▸ Exercise brief: Review the material and extract every line in which the word "JSON" occurs.

▸ Listed records:
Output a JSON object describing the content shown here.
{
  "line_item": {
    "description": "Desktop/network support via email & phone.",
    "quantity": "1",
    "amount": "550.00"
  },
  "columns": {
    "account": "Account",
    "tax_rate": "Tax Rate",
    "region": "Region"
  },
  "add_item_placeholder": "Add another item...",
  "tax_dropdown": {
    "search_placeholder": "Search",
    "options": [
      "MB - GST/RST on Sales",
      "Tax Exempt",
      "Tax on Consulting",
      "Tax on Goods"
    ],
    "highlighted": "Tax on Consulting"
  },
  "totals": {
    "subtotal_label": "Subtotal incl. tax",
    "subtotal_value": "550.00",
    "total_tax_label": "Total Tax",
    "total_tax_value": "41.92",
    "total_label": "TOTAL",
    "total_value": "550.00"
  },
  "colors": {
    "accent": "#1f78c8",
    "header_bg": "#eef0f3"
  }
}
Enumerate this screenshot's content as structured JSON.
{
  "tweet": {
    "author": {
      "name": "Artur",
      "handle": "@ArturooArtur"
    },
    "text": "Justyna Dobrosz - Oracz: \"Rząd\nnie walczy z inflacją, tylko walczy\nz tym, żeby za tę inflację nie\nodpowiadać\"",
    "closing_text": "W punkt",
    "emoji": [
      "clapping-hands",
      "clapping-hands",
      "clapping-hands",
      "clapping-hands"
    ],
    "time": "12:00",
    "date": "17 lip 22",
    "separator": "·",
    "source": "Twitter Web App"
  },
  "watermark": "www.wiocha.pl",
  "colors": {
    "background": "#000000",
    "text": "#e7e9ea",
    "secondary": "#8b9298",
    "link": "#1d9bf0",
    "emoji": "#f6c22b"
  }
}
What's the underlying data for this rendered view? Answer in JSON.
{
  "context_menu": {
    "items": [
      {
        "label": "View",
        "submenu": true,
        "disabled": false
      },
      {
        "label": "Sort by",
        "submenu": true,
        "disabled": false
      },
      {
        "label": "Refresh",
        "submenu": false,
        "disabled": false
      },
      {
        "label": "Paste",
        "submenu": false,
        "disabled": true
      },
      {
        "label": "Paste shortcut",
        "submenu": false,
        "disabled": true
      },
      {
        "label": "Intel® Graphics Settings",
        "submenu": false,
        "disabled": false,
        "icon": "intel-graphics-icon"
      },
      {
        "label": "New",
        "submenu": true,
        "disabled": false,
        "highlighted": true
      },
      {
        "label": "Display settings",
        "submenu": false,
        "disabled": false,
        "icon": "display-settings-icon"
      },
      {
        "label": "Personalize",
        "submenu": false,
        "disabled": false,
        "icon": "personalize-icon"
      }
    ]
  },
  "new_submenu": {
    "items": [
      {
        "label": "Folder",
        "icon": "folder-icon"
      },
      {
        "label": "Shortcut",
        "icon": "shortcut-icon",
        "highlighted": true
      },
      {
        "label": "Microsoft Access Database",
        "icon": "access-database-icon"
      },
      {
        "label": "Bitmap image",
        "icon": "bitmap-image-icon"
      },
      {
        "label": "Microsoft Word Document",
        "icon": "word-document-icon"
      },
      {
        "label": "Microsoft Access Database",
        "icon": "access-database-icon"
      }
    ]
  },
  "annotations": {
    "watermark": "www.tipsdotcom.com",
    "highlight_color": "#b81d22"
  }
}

▸ Answer to the exercise:
Output a JSON object describing the content shown here.
Enumerate this screenshot's content as structured JSON.
What's the underlying data for this rendered view? Answer in JSON.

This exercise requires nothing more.